Eckstein, Susan (Editor) ; Garreton, Manuel M. ; Levine, Daniel H. ; McClintock, Cynthia ; Mainwaring, Scott ; Alves, Maria Helena Moreira ; Nash, June ; Navarro, Marysa ; Walton, John ; Crowley, Timothy Wickham ; Zamosc, Leon
Title Power and Popular Protest: Latin American Social Movements
Binding Soft Cover
Book Condition Fair
Publisher New York Univ of California Pr 1989
0520064143 / 9780520064140
Seller ID A8055
Some slight edgewear, slight spine crease, some rubbing on the covers, minor creasing, highlighting throughout the book; otherwise a bright, clean and tight copy.
Why, in both democratic and authoritarian governments, do the politically and economically weak sometimes take to the streets and not to the ballot boxes? Why do angry workers at times support revolutionary movements but at other times express outrage through footdragging, strike activity, religion, and rituals? And why do similar types of protest movements produce startlingly different results in different countries?
The essays in this book--by historians, sociologists, political scientists, and anthropologists--explore these questions in a wide-ranging investigation of the causes and consequences of protest movements in Latin America.
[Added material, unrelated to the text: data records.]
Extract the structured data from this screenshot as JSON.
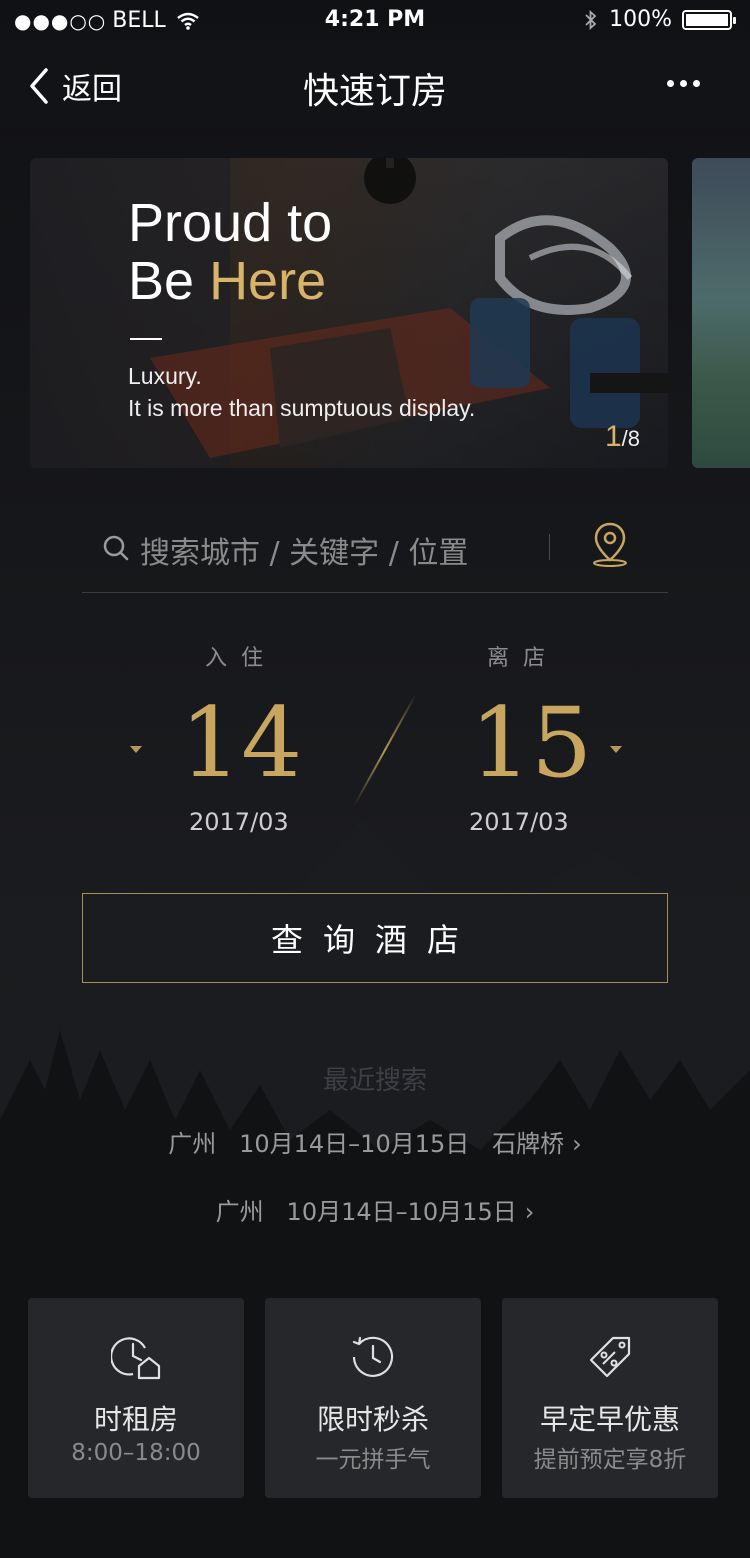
{
  "status_bar": {
    "signal": "●●●○○",
    "carrier": "BELL",
    "time": "4:21 PM",
    "battery": "100%",
    "battery_level": 1.0
  },
  "nav": {
    "back_label": "返回",
    "title": "快速订房"
  },
  "banner": {
    "headline_line1": "Proud to",
    "headline_line2_a": "Be ",
    "headline_line2_b": "Here",
    "sub_line1": "Luxury.",
    "sub_line2": "It is more than sumptuous display.",
    "page_current": "1",
    "page_total": "/8"
  },
  "search": {
    "placeholder": "搜索城市 / 关键字 / 位置"
  },
  "dates": {
    "checkin_label": "入住",
    "checkin_day": "14",
    "checkin_month": "2017/03",
    "checkout_label": "离店",
    "checkout_day": "15",
    "checkout_month": "2017/03"
  },
  "query_button": "查询酒店",
  "recent": {
    "title": "最近搜索",
    "items": [
      "广州   10月14日–10月15日   石牌桥",
      "广州   10月14日–10月15日"
    ]
  },
  "cards": [
    {
      "title": "时租房",
      "subtitle": "8:00–18:00",
      "icon": "clock-home-icon"
    },
    {
      "title": "限时秒杀",
      "subtitle": "一元拼手气",
      "icon": "timer-icon"
    },
    {
      "title": "早定早优惠",
      "subtitle": "提前预定享8折",
      "icon": "discount-tag-icon"
    }
  ],
  "colors": {
    "gold": "#c8a660",
    "background": "#141518"
  }
}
Eclectic and insightful, the essays represent a range of subjects, from an examination of the varying faces but common origins of rural guerilla movements, to a discussion of multiclass protests, to an essay on different popular movements similarly grounded in Liberation Theology. Together these studies demonstrate that the patterning of defiance is shaped by structural forces that are independent of whatever rage and psychological states of mind that prompted people to protest. Using solid, empirical research, they examine how the dynamics of defiant acts are rooted in institutional and cultural situations.
This volume will attract a wide interdisciplinary audience of scholars, students, and policy-makers and will be an indispensable text for anyone concerned with reducing inequities and injustices around the world, so that oppressed people need not be defiant before their concerns are addressed.